Work request | List each line of the data that holds the string "background", please.

Segment Start: Data shown

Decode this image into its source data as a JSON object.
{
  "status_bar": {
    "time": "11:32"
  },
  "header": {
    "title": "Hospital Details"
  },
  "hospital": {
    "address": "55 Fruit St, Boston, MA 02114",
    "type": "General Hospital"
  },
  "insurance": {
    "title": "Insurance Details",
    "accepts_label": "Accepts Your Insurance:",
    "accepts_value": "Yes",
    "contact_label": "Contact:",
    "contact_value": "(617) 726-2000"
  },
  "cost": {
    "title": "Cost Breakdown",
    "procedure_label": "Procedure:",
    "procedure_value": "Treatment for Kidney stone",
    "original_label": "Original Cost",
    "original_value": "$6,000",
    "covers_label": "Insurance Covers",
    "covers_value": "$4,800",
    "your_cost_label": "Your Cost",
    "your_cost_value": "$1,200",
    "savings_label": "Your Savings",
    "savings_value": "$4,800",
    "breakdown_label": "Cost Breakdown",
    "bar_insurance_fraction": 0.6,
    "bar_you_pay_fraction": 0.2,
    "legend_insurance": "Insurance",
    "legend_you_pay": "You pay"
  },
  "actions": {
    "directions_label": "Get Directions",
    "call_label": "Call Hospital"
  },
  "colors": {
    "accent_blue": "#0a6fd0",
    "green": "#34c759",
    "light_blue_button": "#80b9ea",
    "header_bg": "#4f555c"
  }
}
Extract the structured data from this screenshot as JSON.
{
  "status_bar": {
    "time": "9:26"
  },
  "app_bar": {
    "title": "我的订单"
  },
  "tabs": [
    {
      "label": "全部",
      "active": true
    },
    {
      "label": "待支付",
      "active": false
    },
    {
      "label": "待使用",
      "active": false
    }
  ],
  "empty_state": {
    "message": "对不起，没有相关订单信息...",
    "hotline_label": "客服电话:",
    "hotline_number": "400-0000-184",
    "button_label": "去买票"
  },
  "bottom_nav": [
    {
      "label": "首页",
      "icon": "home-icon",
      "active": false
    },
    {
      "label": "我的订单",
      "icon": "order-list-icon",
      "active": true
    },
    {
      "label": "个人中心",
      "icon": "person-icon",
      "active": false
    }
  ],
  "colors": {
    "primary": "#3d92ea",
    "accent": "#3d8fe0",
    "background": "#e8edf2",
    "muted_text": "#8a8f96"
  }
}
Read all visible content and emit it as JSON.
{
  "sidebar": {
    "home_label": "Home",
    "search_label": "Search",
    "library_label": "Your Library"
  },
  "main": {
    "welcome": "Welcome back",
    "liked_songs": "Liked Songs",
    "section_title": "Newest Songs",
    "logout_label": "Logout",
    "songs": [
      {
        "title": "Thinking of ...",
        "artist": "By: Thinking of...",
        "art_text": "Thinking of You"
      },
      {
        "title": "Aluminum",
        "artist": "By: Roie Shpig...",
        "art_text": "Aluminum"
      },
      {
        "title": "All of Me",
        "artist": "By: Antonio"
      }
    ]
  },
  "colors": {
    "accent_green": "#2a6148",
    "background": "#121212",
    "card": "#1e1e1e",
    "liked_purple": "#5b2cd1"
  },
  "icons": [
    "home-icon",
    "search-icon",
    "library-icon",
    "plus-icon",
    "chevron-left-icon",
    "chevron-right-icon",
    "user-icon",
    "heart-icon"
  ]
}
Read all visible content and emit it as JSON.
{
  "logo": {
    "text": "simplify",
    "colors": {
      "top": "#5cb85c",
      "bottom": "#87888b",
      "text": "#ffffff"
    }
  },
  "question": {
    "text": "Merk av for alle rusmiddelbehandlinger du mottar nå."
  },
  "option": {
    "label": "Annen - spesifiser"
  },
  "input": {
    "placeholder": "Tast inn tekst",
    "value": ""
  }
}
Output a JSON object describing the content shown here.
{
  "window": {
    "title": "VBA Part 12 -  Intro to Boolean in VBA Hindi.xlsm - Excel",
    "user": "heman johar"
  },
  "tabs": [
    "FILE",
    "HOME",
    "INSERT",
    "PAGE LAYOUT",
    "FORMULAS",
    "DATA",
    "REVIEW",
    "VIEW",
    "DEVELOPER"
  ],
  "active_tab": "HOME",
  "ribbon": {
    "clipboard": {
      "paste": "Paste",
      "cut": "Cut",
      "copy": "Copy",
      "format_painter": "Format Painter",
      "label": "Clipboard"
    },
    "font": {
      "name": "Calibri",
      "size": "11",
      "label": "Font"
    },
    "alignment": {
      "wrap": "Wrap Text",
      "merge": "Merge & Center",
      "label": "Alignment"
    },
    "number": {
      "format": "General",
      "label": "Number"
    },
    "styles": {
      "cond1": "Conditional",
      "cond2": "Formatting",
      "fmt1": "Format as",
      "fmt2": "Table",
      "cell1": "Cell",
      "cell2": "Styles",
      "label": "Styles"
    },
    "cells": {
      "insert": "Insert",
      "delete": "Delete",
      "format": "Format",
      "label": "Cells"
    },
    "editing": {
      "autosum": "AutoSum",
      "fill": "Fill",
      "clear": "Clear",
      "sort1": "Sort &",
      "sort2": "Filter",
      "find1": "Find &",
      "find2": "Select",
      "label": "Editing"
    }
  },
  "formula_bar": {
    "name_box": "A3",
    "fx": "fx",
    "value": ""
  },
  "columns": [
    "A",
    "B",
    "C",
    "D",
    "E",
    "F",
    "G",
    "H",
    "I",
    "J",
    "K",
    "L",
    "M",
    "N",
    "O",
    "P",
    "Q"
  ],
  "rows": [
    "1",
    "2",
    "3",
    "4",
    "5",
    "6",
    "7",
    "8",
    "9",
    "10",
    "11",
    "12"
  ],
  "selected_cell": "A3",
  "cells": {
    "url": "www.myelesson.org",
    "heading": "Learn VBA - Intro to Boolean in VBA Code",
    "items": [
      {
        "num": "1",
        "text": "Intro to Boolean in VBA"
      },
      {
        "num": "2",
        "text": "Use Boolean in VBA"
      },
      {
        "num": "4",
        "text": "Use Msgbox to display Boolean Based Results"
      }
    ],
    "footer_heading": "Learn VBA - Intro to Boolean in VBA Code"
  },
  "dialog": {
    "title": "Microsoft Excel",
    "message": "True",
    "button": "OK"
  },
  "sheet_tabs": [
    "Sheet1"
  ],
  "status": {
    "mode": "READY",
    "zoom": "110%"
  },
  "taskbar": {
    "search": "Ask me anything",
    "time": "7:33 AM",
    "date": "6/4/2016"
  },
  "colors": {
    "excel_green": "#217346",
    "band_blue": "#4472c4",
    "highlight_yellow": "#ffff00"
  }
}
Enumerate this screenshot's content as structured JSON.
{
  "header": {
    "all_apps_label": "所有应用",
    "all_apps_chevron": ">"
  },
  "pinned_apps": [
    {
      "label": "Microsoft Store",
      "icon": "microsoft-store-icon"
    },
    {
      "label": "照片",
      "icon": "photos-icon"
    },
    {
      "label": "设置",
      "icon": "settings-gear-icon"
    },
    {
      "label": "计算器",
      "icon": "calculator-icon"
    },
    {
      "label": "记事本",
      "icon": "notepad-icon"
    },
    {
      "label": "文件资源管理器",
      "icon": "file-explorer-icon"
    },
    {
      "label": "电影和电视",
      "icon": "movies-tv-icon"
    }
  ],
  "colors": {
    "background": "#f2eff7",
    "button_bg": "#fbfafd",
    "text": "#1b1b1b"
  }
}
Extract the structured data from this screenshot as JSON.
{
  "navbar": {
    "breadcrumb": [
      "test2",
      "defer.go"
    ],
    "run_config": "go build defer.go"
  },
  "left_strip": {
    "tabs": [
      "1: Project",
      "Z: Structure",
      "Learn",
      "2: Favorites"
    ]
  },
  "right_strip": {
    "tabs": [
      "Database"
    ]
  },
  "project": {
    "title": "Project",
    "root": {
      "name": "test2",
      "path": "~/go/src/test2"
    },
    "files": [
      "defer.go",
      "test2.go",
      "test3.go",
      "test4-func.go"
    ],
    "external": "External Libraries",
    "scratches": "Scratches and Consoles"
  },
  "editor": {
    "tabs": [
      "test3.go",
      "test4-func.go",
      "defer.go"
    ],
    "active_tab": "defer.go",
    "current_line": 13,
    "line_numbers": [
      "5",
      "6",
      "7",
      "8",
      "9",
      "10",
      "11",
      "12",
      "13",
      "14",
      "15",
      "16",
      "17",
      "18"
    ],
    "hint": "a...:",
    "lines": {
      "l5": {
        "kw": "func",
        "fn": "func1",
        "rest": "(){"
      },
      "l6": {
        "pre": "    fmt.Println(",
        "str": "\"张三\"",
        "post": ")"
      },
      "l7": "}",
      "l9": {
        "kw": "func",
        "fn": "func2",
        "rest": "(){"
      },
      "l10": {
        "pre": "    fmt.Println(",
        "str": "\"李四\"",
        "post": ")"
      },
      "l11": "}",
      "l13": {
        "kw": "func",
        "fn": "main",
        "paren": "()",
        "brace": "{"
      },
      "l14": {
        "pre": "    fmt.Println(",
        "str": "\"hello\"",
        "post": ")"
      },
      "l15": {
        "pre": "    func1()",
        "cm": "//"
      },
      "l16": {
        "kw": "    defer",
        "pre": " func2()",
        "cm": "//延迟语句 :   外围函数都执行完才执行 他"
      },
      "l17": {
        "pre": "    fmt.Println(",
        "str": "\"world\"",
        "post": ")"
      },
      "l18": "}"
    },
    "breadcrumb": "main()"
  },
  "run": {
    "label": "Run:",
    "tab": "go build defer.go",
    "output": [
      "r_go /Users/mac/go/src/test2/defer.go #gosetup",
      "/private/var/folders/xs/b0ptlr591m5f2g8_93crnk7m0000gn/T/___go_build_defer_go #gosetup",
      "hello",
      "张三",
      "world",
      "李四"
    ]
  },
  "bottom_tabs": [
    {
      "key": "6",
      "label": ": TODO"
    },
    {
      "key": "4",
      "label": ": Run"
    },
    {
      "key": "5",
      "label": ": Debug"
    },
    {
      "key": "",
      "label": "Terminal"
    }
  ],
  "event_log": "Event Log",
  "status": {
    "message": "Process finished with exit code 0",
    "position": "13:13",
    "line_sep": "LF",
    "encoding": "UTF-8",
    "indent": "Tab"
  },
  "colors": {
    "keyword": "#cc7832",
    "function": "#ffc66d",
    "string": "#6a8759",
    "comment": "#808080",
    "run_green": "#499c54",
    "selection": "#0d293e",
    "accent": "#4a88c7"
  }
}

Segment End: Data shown

Written answer |
    "background": "#e8edf2",
    "background": "#121212",
    "background": "#f2eff7",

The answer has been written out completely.